++++ Records shown

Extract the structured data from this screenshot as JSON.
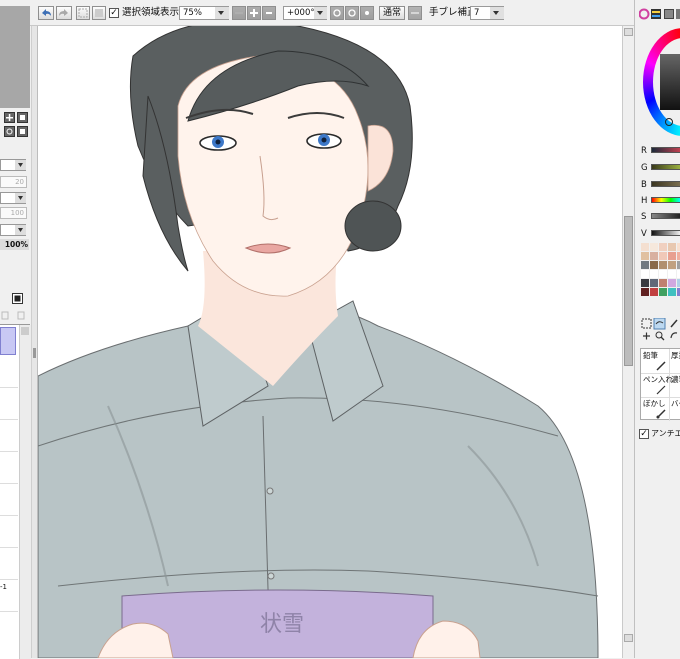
{
  "toolbar": {
    "selection_display_label": "選択領域表示",
    "selection_display_checked": "✓",
    "zoom_value": "75%",
    "rotation_value": "+000°",
    "blend_mode_label": "通常",
    "stabilizer_label": "手ブレ補正",
    "stabilizer_value": "7"
  },
  "left_panel": {
    "field_1": "20",
    "field_2": "100",
    "opacity_value": "100%",
    "layer_name_fragment": "-1"
  },
  "color_panel": {
    "sliders": [
      {
        "label": "R",
        "color": "#3a4a55"
      },
      {
        "label": "G",
        "color": "#4a5a3a"
      },
      {
        "label": "B",
        "color": "#55504a"
      },
      {
        "label": "H",
        "color": "#ff0000"
      },
      {
        "label": "S",
        "color": "#6e6e6e"
      },
      {
        "label": "V",
        "color": "#222222"
      }
    ]
  },
  "tools": {
    "pencil_label": "鉛筆",
    "thick_label": "厚塗",
    "pen_label": "ペン入れ",
    "cover_label": "濃筆",
    "blur_label": "ぼかし",
    "bucket_label": "バケ"
  },
  "antialias": {
    "label": "アンチエイ",
    "checked": "✓"
  },
  "artwork": {
    "document_text": "状雪"
  }
}
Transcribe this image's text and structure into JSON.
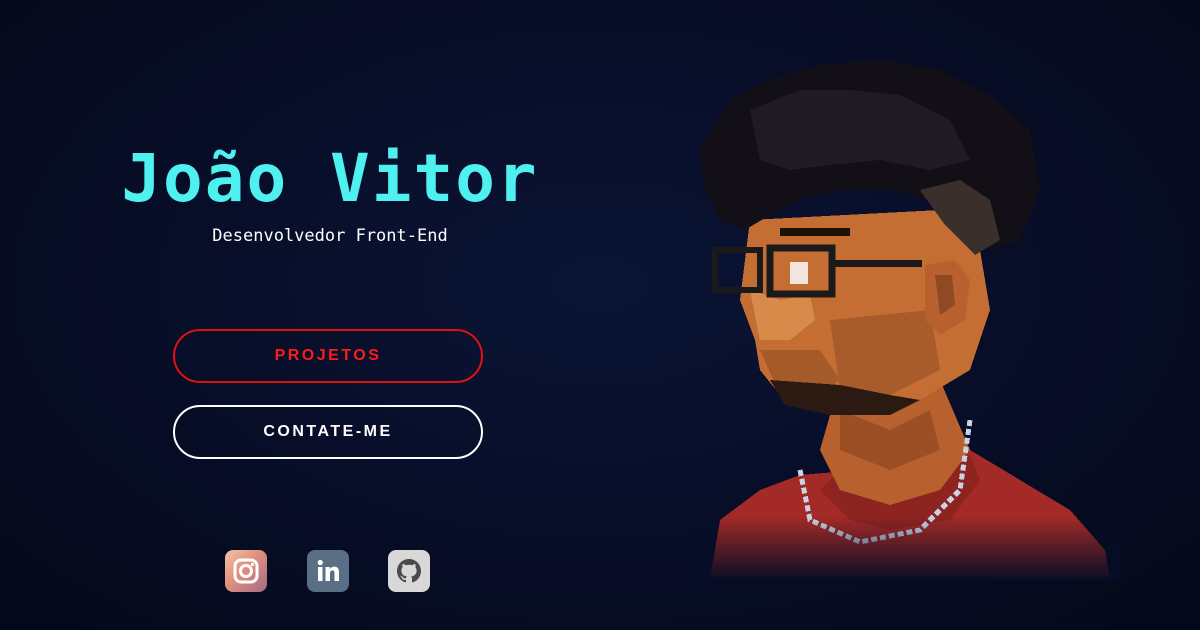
{
  "hero": {
    "name": "João Vitor",
    "role": "Desenvolvedor Front-End"
  },
  "actions": {
    "projects_label": "PROJETOS",
    "contact_label": "CONTATE-ME"
  },
  "social": [
    {
      "icon": "instagram-icon"
    },
    {
      "icon": "linkedin-icon"
    },
    {
      "icon": "github-icon"
    }
  ],
  "colors": {
    "background": "#070d26",
    "name_accent": "#4ff0f0",
    "projects_accent": "#ff1a1a",
    "contact_border": "#ffffff"
  }
}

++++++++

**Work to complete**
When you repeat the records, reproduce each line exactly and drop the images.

**Response**
Extract the structured data from this screenshot as JSON.
{
  "toolbar": {
    "selection_display_label": "選択領域表示",
    "selection_display_checked": "✓",
    "zoom_value": "75%",
    "rotation_value": "+000°",
    "blend_mode_label": "通常",
    "stabilizer_label": "手ブレ補正",
    "stabilizer_value": "7"
  },
  "left_panel": {
    "field_1": "20",
    "field_2": "100",
    "opacity_value": "100%",
    "layer_name_fragment": "-1"
  },
  "color_panel": {
    "sliders": [
      {
        "label": "R",
        "color": "#3a4a55"
      },
      {
        "label": "G",
        "color": "#4a5a3a"
      },
      {
        "label": "B",
        "color": "#55504a"
      },
      {
        "label": "H",
        "color": "#ff0000"
      },
      {
        "label": "S",
        "color": "#6e6e6e"
      },
      {
        "label": "V",
        "color": "#222222"
      }
    ]
  },
  "tools": {
    "pencil_label": "鉛筆",
    "thick_label": "厚塗",
    "pen_label": "ペン入れ",
    "cover_label": "濃筆",
    "blur_label": "ぼかし",
    "bucket_label": "バケ"
  },
  "antialias": {
    "label": "アンチエイ",
    "checked": "✓"
  },
  "artwork": {
    "document_text": "状雪"
  }
}
Transcribe this image's text and structure into JSON.
{
  "hero": {
    "name": "João Vitor",
    "role": "Desenvolvedor Front-End"
  },
  "actions": {
    "projects_label": "PROJETOS",
    "contact_label": "CONTATE-ME"
  },
  "social": [
    {
      "icon": "instagram-icon"
    },
    {
      "icon": "linkedin-icon"
    },
    {
      "icon": "github-icon"
    }
  ],
  "colors": {
    "background": "#070d26",
    "name_accent": "#4ff0f0",
    "projects_accent": "#ff1a1a",
    "contact_border": "#ffffff"
  }
}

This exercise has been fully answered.